[TASK INPUT Boundary: Start]

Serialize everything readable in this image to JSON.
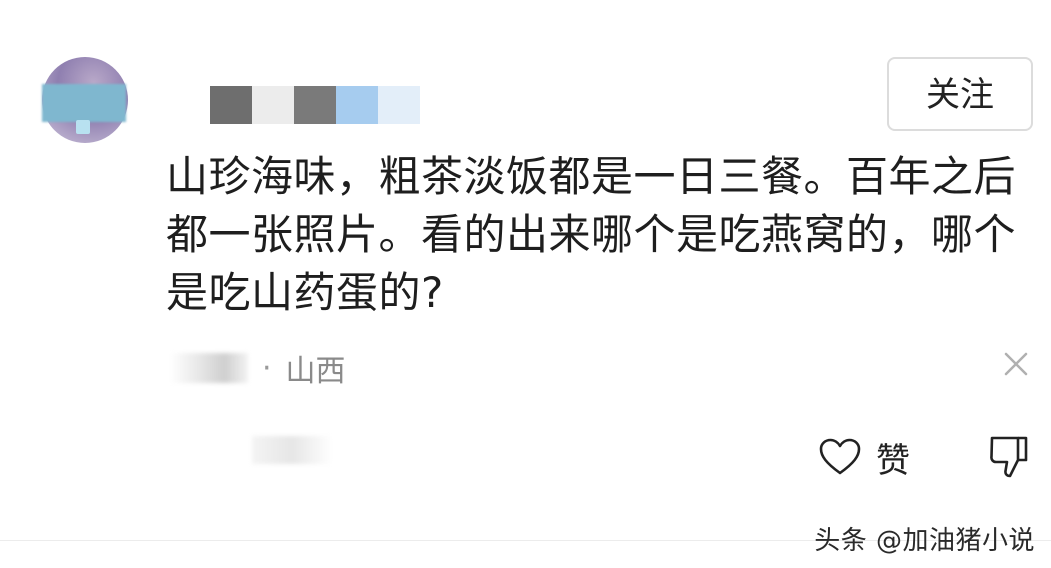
{
  "comment": {
    "follow_label": "关注",
    "text": "山珍海味，粗茶淡饭都是一日三餐。百年之后都一张照片。看的出来哪个是吃燕窝的，哪个是吃山药蛋的?",
    "meta_separator": "·",
    "location": "山西",
    "icons": {
      "close": "close-icon",
      "like": "heart-icon",
      "dislike": "thumbs-down-icon"
    },
    "like_label": "赞"
  },
  "watermark": "头条 @加油猪小说",
  "colors": {
    "text": "#1e1e1e",
    "meta": "#8a8a8a",
    "border": "#dcdcdc"
  }
}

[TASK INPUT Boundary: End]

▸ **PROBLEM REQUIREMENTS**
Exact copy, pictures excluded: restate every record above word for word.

▸ **REPLY TO THE TASK**
Serialize everything readable in this image to JSON.
{
  "comment": {
    "follow_label": "关注",
    "text": "山珍海味，粗茶淡饭都是一日三餐。百年之后都一张照片。看的出来哪个是吃燕窝的，哪个是吃山药蛋的?",
    "meta_separator": "·",
    "location": "山西",
    "icons": {
      "close": "close-icon",
      "like": "heart-icon",
      "dislike": "thumbs-down-icon"
    },
    "like_label": "赞"
  },
  "watermark": "头条 @加油猪小说",
  "colors": {
    "text": "#1e1e1e",
    "meta": "#8a8a8a",
    "border": "#dcdcdc"
  }
}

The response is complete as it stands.